== Exercise ==
An exact reproduction of every record is required.

(Element data from apps and pages)
>>

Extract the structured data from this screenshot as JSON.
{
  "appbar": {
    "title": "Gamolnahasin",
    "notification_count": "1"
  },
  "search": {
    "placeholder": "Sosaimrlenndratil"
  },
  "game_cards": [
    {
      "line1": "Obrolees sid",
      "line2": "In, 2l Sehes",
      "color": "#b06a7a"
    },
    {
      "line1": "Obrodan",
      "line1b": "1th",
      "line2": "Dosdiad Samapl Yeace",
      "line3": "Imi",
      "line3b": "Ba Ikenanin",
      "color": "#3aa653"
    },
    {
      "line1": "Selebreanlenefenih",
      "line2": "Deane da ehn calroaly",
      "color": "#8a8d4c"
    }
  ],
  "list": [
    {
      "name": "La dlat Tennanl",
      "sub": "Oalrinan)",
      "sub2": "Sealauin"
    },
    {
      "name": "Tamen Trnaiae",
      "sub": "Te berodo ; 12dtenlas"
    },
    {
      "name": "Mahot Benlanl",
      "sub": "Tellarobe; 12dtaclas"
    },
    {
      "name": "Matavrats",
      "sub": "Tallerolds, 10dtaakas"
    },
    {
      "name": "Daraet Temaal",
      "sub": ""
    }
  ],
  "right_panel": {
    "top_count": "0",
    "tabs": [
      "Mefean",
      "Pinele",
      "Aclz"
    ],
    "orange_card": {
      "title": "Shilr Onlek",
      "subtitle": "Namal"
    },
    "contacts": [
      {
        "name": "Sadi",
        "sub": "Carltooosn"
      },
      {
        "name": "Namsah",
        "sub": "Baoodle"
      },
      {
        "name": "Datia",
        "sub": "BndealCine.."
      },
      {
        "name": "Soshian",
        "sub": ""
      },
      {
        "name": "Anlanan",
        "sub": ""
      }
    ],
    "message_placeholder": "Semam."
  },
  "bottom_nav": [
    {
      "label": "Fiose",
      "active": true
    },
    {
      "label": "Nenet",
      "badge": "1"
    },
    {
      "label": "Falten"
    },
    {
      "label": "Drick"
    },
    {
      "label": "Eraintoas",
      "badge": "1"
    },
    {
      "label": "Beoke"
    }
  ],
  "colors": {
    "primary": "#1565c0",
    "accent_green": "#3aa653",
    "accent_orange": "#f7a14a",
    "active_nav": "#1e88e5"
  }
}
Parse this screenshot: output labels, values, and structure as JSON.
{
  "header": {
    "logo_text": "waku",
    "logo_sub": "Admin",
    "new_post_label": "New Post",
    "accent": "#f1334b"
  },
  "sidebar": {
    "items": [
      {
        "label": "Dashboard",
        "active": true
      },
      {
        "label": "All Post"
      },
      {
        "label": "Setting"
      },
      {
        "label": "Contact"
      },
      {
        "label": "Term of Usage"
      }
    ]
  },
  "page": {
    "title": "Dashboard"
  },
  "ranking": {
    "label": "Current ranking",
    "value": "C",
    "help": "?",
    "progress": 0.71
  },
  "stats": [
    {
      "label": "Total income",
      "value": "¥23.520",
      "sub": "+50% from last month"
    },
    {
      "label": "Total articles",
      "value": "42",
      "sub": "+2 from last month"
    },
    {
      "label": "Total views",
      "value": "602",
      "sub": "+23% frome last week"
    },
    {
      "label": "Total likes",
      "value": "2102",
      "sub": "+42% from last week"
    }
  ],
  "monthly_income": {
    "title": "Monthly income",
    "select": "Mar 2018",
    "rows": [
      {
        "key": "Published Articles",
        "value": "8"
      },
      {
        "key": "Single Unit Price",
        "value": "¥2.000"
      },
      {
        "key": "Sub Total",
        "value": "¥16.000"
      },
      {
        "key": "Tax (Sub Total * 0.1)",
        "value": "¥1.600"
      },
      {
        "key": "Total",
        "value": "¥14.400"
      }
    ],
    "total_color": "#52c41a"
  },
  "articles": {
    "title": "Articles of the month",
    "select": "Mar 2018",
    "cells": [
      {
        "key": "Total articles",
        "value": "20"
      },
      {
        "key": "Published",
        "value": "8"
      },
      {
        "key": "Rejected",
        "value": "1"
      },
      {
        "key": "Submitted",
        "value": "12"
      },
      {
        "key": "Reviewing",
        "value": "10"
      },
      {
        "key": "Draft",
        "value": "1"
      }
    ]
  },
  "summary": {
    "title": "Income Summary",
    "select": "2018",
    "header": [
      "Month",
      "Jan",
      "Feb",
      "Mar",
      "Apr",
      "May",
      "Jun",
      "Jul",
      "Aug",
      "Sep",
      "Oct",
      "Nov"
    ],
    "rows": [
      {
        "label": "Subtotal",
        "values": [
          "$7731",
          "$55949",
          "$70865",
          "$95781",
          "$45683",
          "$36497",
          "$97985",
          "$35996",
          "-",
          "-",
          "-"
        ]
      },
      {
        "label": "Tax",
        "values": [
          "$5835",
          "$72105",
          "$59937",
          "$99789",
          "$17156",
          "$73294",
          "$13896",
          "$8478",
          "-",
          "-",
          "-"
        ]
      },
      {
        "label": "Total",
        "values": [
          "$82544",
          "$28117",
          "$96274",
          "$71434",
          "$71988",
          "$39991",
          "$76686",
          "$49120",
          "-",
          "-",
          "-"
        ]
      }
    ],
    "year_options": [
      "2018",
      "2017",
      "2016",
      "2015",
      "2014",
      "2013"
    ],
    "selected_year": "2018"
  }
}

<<

== Output for this task ==
Extract the structured data from this screenshot as JSON.
{
  "appbar": {
    "title": "Gamolnahasin",
    "notification_count": "1"
  },
  "search": {
    "placeholder": "Sosaimrlenndratil"
  },
  "game_cards": [
    {
      "line1": "Obrolees sid",
      "line2": "In, 2l Sehes",
      "color": "#b06a7a"
    },
    {
      "line1": "Obrodan",
      "line1b": "1th",
      "line2": "Dosdiad Samapl Yeace",
      "line3": "Imi",
      "line3b": "Ba Ikenanin",
      "color": "#3aa653"
    },
    {
      "line1": "Selebreanlenefenih",
      "line2": "Deane da ehn calroaly",
      "color": "#8a8d4c"
    }
  ],
  "list": [
    {
      "name": "La dlat Tennanl",
      "sub": "Oalrinan)",
      "sub2": "Sealauin"
    },
    {
      "name": "Tamen Trnaiae",
      "sub": "Te berodo ; 12dtenlas"
    },
    {
      "name": "Mahot Benlanl",
      "sub": "Tellarobe; 12dtaclas"
    },
    {
      "name": "Matavrats",
      "sub": "Tallerolds, 10dtaakas"
    },
    {
      "name": "Daraet Temaal",
      "sub": ""
    }
  ],
  "right_panel": {
    "top_count": "0",
    "tabs": [
      "Mefean",
      "Pinele",
      "Aclz"
    ],
    "orange_card": {
      "title": "Shilr Onlek",
      "subtitle": "Namal"
    },
    "contacts": [
      {
        "name": "Sadi",
        "sub": "Carltooosn"
      },
      {
        "name": "Namsah",
        "sub": "Baoodle"
      },
      {
        "name": "Datia",
        "sub": "BndealCine.."
      },
      {
        "name": "Soshian",
        "sub": ""
      },
      {
        "name": "Anlanan",
        "sub": ""
      }
    ],
    "message_placeholder": "Semam."
  },
  "bottom_nav": [
    {
      "label": "Fiose",
      "active": true
    },
    {
      "label": "Nenet",
      "badge": "1"
    },
    {
      "label": "Falten"
    },
    {
      "label": "Drick"
    },
    {
      "label": "Eraintoas",
      "badge": "1"
    },
    {
      "label": "Beoke"
    }
  ],
  "colors": {
    "primary": "#1565c0",
    "accent_green": "#3aa653",
    "accent_orange": "#f7a14a",
    "active_nav": "#1e88e5"
  }
}
Parse this screenshot: output labels, values, and structure as JSON.
{
  "header": {
    "logo_text": "waku",
    "logo_sub": "Admin",
    "new_post_label": "New Post",
    "accent": "#f1334b"
  },
  "sidebar": {
    "items": [
      {
        "label": "Dashboard",
        "active": true
      },
      {
        "label": "All Post"
      },
      {
        "label": "Setting"
      },
      {
        "label": "Contact"
      },
      {
        "label": "Term of Usage"
      }
    ]
  },
  "page": {
    "title": "Dashboard"
  },
  "ranking": {
    "label": "Current ranking",
    "value": "C",
    "help": "?",
    "progress": 0.71
  },
  "stats": [
    {
      "label": "Total income",
      "value": "¥23.520",
      "sub": "+50% from last month"
    },
    {
      "label": "Total articles",
      "value": "42",
      "sub": "+2 from last month"
    },
    {
      "label": "Total views",
      "value": "602",
      "sub": "+23% frome last week"
    },
    {
      "label": "Total likes",
      "value": "2102",
      "sub": "+42% from last week"
    }
  ],
  "monthly_income": {
    "title": "Monthly income",
    "select": "Mar 2018",
    "rows": [
      {
        "key": "Published Articles",
        "value": "8"
      },
      {
        "key": "Single Unit Price",
        "value": "¥2.000"
      },
      {
        "key": "Sub Total",
        "value": "¥16.000"
      },
      {
        "key": "Tax (Sub Total * 0.1)",
        "value": "¥1.600"
      },
      {
        "key": "Total",
        "value": "¥14.400"
      }
    ],
    "total_color": "#52c41a"
  },
  "articles": {
    "title": "Articles of the month",
    "select": "Mar 2018",
    "cells": [
      {
        "key": "Total articles",
        "value": "20"
      },
      {
        "key": "Published",
        "value": "8"
      },
      {
        "key": "Rejected",
        "value": "1"
      },
      {
        "key": "Submitted",
        "value": "12"
      },
      {
        "key": "Reviewing",
        "value": "10"
      },
      {
        "key": "Draft",
        "value": "1"
      }
    ]
  },
  "summary": {
    "title": "Income Summary",
    "select": "2018",
    "header": [
      "Month",
      "Jan",
      "Feb",
      "Mar",
      "Apr",
      "May",
      "Jun",
      "Jul",
      "Aug",
      "Sep",
      "Oct",
      "Nov"
    ],
    "rows": [
      {
        "label": "Subtotal",
        "values": [
          "$7731",
          "$55949",
          "$70865",
          "$95781",
          "$45683",
          "$36497",
          "$97985",
          "$35996",
          "-",
          "-",
          "-"
        ]
      },
      {
        "label": "Tax",
        "values": [
          "$5835",
          "$72105",
          "$59937",
          "$99789",
          "$17156",
          "$73294",
          "$13896",
          "$8478",
          "-",
          "-",
          "-"
        ]
      },
      {
        "label": "Total",
        "values": [
          "$82544",
          "$28117",
          "$96274",
          "$71434",
          "$71988",
          "$39991",
          "$76686",
          "$49120",
          "-",
          "-",
          "-"
        ]
      }
    ],
    "year_options": [
      "2018",
      "2017",
      "2016",
      "2015",
      "2014",
      "2013"
    ],
    "selected_year": "2018"
  }
}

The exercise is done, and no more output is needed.